The code on GitHub was labelled "iBoot", which is a key cog of iOS responsible for making sure the operating system "boots up" safely and securely. The employee also possesses additional source code that was not included in the original leak; whether that code leaks one day, or has already been leaked and went unnoticed, remains to be seen.
Motherboard asked Jonathan Levin - chief technology officer of software security firm Technologeeks and author of several books on the theme - what he thinks about the leak.
"Apple iOS is widely viewed as the most trusted mobile operating system out there. This document may not be reproduced or transmitted in any form, in whole or in part, without the express written permission of Apple Inc". At least one security researcher called this the biggest leak in iPhone history, which begs the question, how could something like this happen?

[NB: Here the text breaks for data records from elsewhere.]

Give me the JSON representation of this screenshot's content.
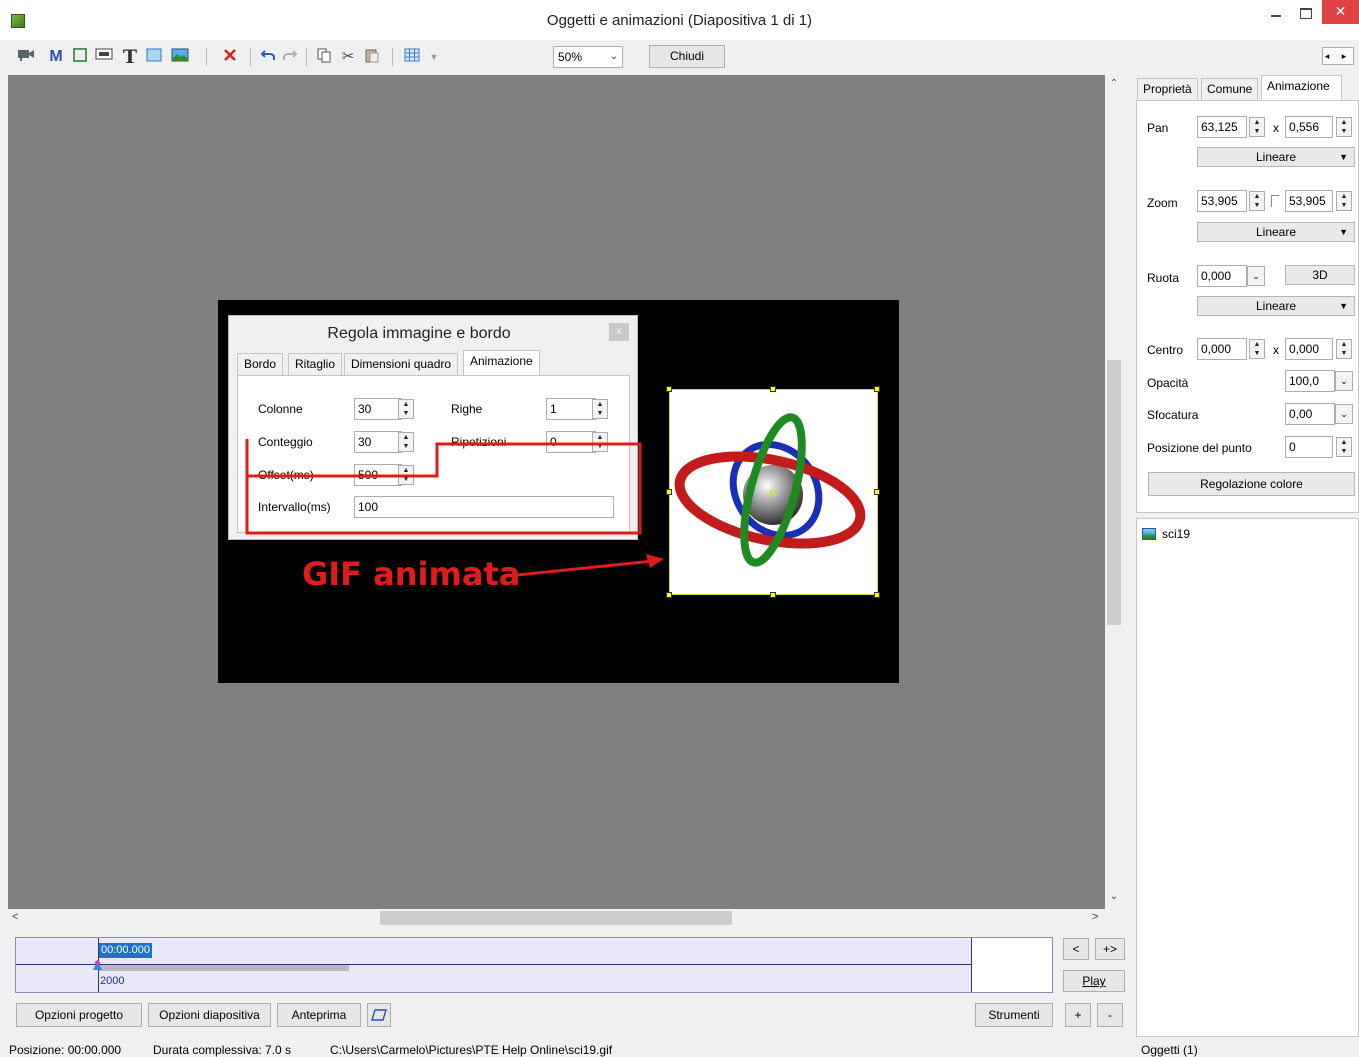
{
  "window": {
    "title": "Oggetti e animazioni  (Diapositiva 1 di 1)",
    "close_glyph": "✕"
  },
  "toolbar": {
    "zoom_value": "50%",
    "close_label": "Chiudi",
    "nav_glyph": "◂ ▸"
  },
  "dialog": {
    "title": "Regola immagine e bordo",
    "close_glyph": "x",
    "tabs": [
      {
        "label": "Bordo"
      },
      {
        "label": "Ritaglio"
      },
      {
        "label": "Dimensioni quadro"
      },
      {
        "label": "Animazione"
      }
    ],
    "fields": {
      "colonne_label": "Colonne",
      "colonne_value": "30",
      "righe_label": "Righe",
      "righe_value": "1",
      "conteggio_label": "Conteggio",
      "conteggio_value": "30",
      "ripetizioni_label": "Ripetizioni",
      "ripetizioni_value": "0",
      "offset_label": "Offset(ms)",
      "offset_value": "500",
      "intervallo_label": "Intervallo(ms)",
      "intervallo_value": "100"
    }
  },
  "annotation": {
    "label": "GIF animata",
    "color": "#e01b1b"
  },
  "timeline": {
    "time": "00:00.000",
    "count": "2000",
    "prev_label": "<",
    "next_label": "+>",
    "play_label": "Play",
    "plus_label": "+",
    "minus_label": "-"
  },
  "bottom": {
    "opzioni_progetto": "Opzioni progetto",
    "opzioni_diapositiva": "Opzioni diapositiva",
    "anteprima": "Anteprima",
    "strumenti": "Strumenti"
  },
  "status": {
    "posizione": "Posizione:  00:00.000",
    "durata": "Durata complessiva:  7.0 s",
    "path": "C:\\Users\\Carmelo\\Pictures\\PTE Help Online\\sci19.gif",
    "oggetti": "Oggetti (1)"
  },
  "right_panel": {
    "tabs": [
      {
        "label": "Proprietà"
      },
      {
        "label": "Comune"
      },
      {
        "label": "Animazione"
      }
    ],
    "pan_label": "Pan",
    "pan_x": "63,125",
    "pan_sep": "x",
    "pan_y": "0,556",
    "pan_interp": "Lineare",
    "zoom_label": "Zoom",
    "zoom_x": "53,905",
    "zoom_y": "53,905",
    "zoom_interp": "Lineare",
    "ruota_label": "Ruota",
    "ruota_value": "0,000",
    "btn_3d": "3D",
    "ruota_interp": "Lineare",
    "centro_label": "Centro",
    "centro_x": "0,000",
    "centro_sep": "x",
    "centro_y": "0,000",
    "opacita_label": "Opacità",
    "opacita_value": "100,0",
    "sfocatura_label": "Sfocatura",
    "sfocatura_value": "0,00",
    "posizione_punto_label": "Posizione del punto",
    "posizione_punto_value": "0",
    "regolazione_colore": "Regolazione colore"
  },
  "object_list": [
    {
      "name": "sci19"
    }
  ]
}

Apple typically keeps most of its iOS source code private and ordered Github to remove the content.
It contributes source code to the open source community, Apple pointed out. Who knows for what version of iOS this was even meant for, and how do we even know if the code is even meant to be on devices that have the latest iOS.
Fortunately, numerous risks associated with the leak have been mitigated. According to Motherboard, it was down to a "low-level Apple employee" who worked at the company in 2016, around the time of iOS 9.
Plus, Apple said the leaked code is three-years-old, so there is no need to panic. "There are many layers of hardware and software protections built into our products".
iBoot is extremely important for Apple products's security. While Apple has said that the leak is essentially nothing for users to be concerned about, it makes one wonder whether Apple's ecosystem is as roughly locked down as once thought.
Cyber-security expert Prof Alan Woodward, from the University of Surrey, said it was "extraordinary" that the code had been leaked.